Work task »
The data below must be repeated exactly. Leave nothing out.
START Given information
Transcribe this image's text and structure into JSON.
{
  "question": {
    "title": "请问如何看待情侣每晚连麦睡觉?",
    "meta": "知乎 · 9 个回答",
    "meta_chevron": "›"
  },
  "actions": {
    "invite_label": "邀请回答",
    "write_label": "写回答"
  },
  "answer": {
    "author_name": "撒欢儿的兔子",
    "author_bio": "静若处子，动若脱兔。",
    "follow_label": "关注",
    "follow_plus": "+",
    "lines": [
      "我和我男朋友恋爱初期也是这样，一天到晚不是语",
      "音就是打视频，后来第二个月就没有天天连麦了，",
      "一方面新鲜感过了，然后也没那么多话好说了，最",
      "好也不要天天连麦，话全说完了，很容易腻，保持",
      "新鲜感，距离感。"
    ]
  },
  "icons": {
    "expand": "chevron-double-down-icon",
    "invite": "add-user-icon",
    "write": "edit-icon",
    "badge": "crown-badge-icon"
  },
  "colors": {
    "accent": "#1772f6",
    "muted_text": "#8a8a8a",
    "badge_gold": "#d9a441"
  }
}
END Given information
Task result »
Transcribe this image's text and structure into JSON.
{
  "question": {
    "title": "请问如何看待情侣每晚连麦睡觉?",
    "meta": "知乎 · 9 个回答",
    "meta_chevron": "›"
  },
  "actions": {
    "invite_label": "邀请回答",
    "write_label": "写回答"
  },
  "answer": {
    "author_name": "撒欢儿的兔子",
    "author_bio": "静若处子，动若脱兔。",
    "follow_label": "关注",
    "follow_plus": "+",
    "lines": [
      "我和我男朋友恋爱初期也是这样，一天到晚不是语",
      "音就是打视频，后来第二个月就没有天天连麦了，",
      "一方面新鲜感过了，然后也没那么多话好说了，最",
      "好也不要天天连麦，话全说完了，很容易腻，保持",
      "新鲜感，距离感。"
    ]
  },
  "icons": {
    "expand": "chevron-double-down-icon",
    "invite": "add-user-icon",
    "write": "edit-icon",
    "badge": "crown-badge-icon"
  },
  "colors": {
    "accent": "#1772f6",
    "muted_text": "#8a8a8a",
    "badge_gold": "#d9a441"
  }
}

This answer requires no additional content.